(Records contained in a dataset)

▬▬▬▬▬▬

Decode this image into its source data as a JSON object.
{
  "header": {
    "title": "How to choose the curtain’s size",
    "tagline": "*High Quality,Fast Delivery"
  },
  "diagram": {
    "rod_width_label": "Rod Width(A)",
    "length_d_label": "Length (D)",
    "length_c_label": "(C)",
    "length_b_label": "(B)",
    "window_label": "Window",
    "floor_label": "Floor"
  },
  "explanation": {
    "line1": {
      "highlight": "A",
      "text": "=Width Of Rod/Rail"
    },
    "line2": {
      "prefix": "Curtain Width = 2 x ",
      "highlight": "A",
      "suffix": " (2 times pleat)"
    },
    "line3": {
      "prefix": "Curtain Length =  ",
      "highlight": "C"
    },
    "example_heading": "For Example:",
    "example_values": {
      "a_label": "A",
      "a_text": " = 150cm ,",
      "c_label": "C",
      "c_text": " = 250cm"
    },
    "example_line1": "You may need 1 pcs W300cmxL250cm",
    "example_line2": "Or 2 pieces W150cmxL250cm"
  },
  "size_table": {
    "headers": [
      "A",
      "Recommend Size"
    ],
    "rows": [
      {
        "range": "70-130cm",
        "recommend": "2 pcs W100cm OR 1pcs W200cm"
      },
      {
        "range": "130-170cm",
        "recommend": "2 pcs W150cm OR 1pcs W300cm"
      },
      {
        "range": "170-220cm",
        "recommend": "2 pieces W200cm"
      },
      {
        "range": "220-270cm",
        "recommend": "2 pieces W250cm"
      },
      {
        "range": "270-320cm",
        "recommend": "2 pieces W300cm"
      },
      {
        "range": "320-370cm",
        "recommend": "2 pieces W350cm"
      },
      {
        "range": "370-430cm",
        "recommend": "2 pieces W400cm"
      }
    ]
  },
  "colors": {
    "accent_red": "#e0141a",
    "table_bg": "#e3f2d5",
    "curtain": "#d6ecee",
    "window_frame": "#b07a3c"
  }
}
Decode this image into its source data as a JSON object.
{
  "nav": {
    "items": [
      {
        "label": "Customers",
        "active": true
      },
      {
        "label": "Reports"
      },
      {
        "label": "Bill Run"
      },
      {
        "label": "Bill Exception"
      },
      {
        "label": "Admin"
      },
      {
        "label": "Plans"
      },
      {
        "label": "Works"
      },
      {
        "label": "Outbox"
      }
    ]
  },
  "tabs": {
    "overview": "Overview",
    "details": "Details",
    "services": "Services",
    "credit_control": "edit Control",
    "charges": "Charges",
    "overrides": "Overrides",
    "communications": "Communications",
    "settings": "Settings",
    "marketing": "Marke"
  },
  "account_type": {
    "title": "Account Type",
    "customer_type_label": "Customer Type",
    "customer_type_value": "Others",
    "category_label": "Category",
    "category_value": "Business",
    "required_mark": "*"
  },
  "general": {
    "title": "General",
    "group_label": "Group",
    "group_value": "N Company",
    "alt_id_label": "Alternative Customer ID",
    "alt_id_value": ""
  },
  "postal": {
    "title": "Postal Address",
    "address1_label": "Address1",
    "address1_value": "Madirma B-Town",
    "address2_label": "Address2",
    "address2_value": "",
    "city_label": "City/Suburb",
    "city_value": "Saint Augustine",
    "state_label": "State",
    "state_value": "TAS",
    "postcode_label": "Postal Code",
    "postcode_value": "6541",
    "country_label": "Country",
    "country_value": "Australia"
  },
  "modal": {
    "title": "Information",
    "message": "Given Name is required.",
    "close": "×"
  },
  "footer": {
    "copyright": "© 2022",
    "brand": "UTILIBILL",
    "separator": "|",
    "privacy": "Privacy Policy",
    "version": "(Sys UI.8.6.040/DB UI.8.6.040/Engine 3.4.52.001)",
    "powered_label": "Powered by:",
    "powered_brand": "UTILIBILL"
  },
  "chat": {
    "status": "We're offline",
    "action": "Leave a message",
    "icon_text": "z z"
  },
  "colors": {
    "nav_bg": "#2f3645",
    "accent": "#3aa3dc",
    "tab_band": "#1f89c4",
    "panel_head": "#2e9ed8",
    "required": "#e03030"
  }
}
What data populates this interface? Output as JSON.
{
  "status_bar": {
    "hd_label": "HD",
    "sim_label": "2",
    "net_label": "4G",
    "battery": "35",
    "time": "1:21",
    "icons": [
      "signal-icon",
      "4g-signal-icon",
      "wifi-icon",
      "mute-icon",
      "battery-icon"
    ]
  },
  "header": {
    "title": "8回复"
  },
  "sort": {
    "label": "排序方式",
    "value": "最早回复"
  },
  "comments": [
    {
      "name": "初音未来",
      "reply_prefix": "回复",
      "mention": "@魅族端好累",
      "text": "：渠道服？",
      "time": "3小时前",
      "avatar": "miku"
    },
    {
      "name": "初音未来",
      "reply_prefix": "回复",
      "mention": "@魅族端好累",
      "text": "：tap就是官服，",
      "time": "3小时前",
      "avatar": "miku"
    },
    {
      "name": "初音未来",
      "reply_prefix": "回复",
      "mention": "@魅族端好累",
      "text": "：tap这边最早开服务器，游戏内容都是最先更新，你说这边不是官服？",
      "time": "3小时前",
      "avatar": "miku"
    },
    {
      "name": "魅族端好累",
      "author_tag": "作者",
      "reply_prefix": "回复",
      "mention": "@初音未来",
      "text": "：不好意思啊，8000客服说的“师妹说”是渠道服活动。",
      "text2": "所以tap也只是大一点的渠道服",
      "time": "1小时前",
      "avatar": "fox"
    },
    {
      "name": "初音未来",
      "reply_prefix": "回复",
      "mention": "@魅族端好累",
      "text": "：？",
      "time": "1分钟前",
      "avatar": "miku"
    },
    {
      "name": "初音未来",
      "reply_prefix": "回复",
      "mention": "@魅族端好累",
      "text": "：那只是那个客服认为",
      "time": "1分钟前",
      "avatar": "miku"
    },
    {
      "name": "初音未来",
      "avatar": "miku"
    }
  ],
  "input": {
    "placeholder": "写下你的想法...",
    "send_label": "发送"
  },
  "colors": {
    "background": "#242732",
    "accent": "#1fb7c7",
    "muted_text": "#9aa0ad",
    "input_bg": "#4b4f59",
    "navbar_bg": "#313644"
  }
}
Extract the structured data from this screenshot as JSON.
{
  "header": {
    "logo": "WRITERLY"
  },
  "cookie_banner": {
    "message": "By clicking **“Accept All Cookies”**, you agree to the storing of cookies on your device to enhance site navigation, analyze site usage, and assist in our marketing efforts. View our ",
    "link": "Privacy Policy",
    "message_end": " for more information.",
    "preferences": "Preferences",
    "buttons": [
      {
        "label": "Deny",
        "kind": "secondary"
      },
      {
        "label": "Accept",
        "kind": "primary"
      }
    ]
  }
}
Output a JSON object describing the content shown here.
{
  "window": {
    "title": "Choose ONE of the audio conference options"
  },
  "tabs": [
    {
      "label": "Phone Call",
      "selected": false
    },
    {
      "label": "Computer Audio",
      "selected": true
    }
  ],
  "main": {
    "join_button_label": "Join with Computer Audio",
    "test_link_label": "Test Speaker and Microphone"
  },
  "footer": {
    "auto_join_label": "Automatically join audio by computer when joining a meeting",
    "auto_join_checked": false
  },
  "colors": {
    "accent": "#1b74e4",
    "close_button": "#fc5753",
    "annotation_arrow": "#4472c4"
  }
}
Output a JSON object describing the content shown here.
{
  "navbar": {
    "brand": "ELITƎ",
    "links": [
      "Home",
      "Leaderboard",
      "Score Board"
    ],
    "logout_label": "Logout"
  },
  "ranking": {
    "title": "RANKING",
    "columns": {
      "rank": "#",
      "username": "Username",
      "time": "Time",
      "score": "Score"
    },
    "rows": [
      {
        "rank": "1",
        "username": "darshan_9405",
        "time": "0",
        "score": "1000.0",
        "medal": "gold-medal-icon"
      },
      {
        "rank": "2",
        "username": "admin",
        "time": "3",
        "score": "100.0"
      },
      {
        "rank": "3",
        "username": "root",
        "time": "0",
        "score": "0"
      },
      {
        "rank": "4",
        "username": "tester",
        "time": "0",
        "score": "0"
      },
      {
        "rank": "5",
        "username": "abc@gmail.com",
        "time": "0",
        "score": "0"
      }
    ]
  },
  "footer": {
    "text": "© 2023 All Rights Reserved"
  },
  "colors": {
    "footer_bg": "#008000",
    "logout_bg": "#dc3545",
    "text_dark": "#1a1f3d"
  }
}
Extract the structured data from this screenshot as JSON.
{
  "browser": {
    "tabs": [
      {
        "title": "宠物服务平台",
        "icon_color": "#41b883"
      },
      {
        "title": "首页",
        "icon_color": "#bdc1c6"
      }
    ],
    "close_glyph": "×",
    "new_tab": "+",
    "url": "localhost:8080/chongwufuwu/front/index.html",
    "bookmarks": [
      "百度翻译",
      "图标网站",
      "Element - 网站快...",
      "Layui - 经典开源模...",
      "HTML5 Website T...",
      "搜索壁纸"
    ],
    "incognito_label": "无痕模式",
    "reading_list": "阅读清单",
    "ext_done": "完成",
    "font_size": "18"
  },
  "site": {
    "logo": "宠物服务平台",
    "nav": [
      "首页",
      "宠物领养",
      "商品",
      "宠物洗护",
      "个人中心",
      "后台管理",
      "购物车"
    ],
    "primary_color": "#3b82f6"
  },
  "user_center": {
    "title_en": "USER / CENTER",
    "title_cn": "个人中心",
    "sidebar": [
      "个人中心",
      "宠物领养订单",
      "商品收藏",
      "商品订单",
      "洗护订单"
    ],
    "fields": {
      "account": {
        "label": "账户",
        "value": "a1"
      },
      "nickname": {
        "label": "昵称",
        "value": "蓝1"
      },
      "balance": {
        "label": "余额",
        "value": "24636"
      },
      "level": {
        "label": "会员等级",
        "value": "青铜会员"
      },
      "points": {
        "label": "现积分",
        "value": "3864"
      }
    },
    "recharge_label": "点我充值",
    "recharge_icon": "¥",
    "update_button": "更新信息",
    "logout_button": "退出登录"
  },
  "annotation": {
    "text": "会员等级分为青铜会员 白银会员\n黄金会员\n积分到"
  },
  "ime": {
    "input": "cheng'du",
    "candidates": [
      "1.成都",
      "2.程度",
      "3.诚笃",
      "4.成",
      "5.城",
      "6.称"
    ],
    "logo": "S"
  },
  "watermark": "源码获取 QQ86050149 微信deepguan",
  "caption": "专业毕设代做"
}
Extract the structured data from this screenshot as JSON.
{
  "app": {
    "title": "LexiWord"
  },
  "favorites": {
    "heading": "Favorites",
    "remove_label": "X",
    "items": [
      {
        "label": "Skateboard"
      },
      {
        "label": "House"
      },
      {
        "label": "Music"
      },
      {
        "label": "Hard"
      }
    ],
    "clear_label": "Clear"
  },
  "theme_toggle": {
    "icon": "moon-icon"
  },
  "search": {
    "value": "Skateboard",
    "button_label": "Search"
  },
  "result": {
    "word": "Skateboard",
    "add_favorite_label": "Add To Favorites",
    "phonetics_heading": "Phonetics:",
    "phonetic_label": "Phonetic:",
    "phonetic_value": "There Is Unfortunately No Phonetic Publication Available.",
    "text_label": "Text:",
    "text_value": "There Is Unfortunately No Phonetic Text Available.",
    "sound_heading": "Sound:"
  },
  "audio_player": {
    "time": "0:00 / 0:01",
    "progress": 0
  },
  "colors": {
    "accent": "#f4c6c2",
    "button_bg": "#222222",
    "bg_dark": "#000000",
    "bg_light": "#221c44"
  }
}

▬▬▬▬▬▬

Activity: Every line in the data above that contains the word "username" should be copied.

Exercise result:
      "username": "Username",
        "username": "darshan_9405",
        "username": "admin",
        "username": "root",
        "username": "tester",
        "username": "abc@gmail.com",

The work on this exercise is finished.